The original film and its 1972 source material were released amid the height of violent crime in America. This update falls on a society with different concerns, though placing the action in Chicago, which still suffers from a rash of murders and robberies, was a smart move. Roth also appears to be wearing his politics on his sleeve, particularly as they relate to gun control and home defense. I'm not going to say Death Wish is an overtly political film, but Roth is definitely opening the arsenal for debate. Whether Death Wish benefits from Roth's blood-and-guts excesses is debatable, too, and viewers are treated to cracked necks, smashed heads and obliterated bodies. But for all the in-your-face carnage, this is not a film that leaves much of an impression. You may not return to it again, but Roth's Death Wish remake is worth watching once to see Willis breaking bad.
MGM and Fox provide a strong 2.40:1/1080p/AVC-encoded transfer for this film. There is plenty of nighttime action in Death Wish, and the transfer handles this expertly, offering inky blacks and strong shadow detail. Action is clear; motion blur is almost nonexistent; and colors never bleed. Fine-object details are abundant, and wide shots are deep and clear. I noticed no issues with digital noise or edge enhancement. Other than some minor softness, this is an excellent image.

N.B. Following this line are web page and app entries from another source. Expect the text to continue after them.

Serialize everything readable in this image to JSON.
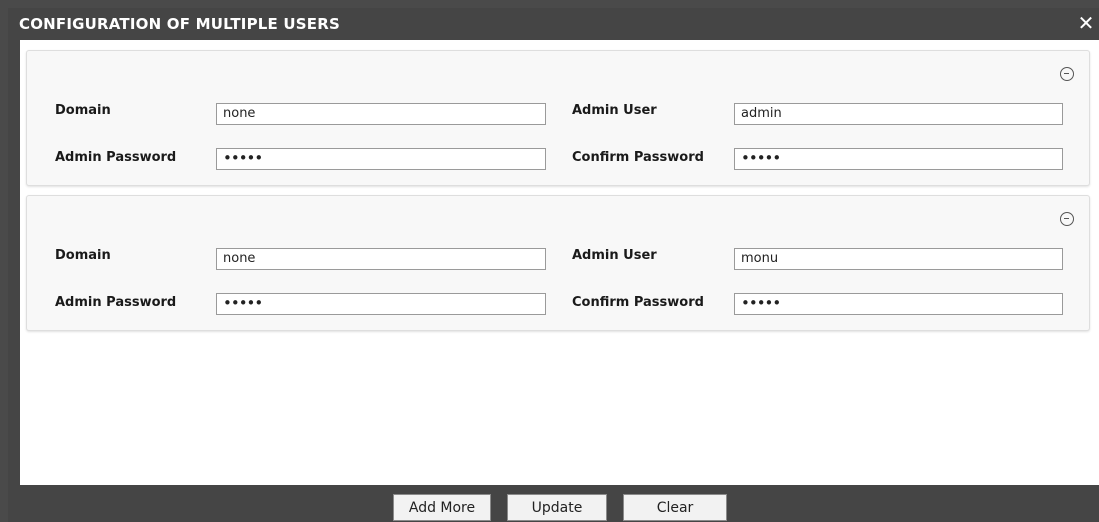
{
  "dialog": {
    "title": "CONFIGURATION OF MULTIPLE USERS",
    "close_glyph": "✕"
  },
  "entries": [
    {
      "domain_label": "Domain",
      "domain_value": "none",
      "admin_user_label": "Admin User",
      "admin_user_value": "admin",
      "admin_password_label": "Admin Password",
      "admin_password_value": "•••••",
      "confirm_password_label": "Confirm Password",
      "confirm_password_value": "•••••"
    },
    {
      "domain_label": "Domain",
      "domain_value": "none",
      "admin_user_label": "Admin User",
      "admin_user_value": "monu",
      "admin_password_label": "Admin Password",
      "admin_password_value": "•••••",
      "confirm_password_label": "Confirm Password",
      "confirm_password_value": "•••••"
    }
  ],
  "footer": {
    "add_more_label": "Add More",
    "update_label": "Update",
    "clear_label": "Clear"
  },
  "icons": {
    "close": "close-icon",
    "remove": "minus-circle-icon"
  },
  "colors": {
    "frame": "#454545",
    "content_bg": "#ffffff",
    "panel_bg": "#f8f8f8"
  }
}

The disc only offers a 5.1 DTS-HD Master Audio mix, but it is more than competent to handle the bone-breaking action. This surround-heavy mix offers ample LFE support to rock the living room. Bullets whiz around the sound field, and the ambient sounds of Chicago wrap the viewer and pull them into the environment. Dialogue is crisp and clean, and the score sounds deep and realistic. French, Spanish and English 5.1 Dolby Digital mixes are included, as are English SDH, French and Spanish subtitles.

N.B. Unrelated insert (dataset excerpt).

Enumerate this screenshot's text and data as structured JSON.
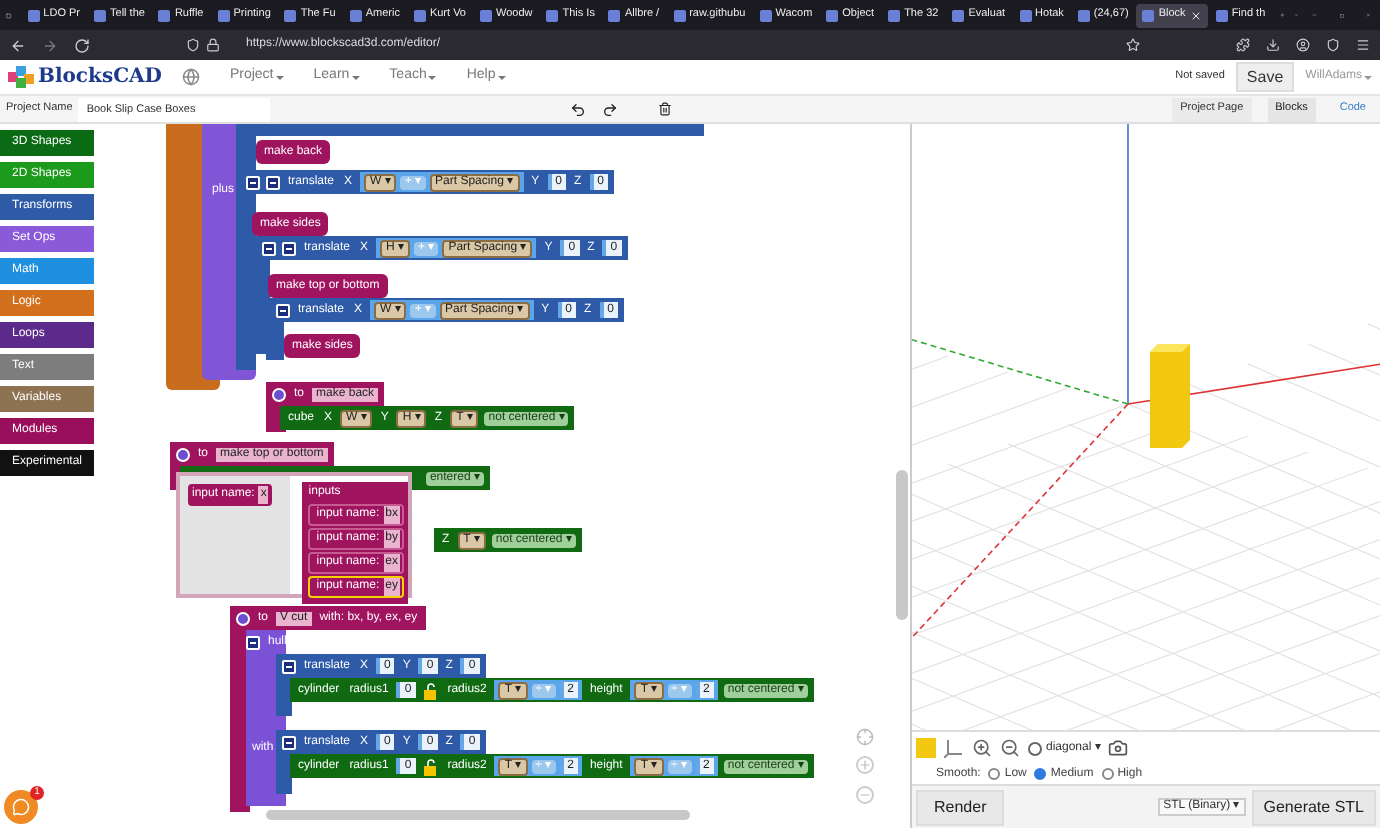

PACKAGING AND EXTRAS:
This two-disc set includes the Blu-ray, a DVD and an HD digital copy. The discs are packed into an eco-case that is wrapped in a slipcover. Extras include an enthusiastic Commentary by Director Eli Roth that, while entertaining, glosses over some of the pre-production issues with the film, particularly Joe Carnahan's screenwriting involvement; Deleted Scenes (6:10/HD) with optional commentary by Roth and Producer Roger Birnbaum; Mancow Morning Show Extended Scenes (3:39/HD); Sway in the Morning Extended Scene (2:51/HD); Vengeance and Vision: Directing Death Wish (11:44/HD); a Grindhouse Trailer (2:02/HD), which is the disc's best extra; and the Theatrical Trailer (2:25/HD).
More unnecessary than terrible, this Death Wish remake offers Director Eli Roth's trademark blood and gore, but does little to distinguish itself from a host of other action films. Bruce Willis is back in relatively good from, which is refreshing, but this remake lacks the impact of the gritty original. Rent It.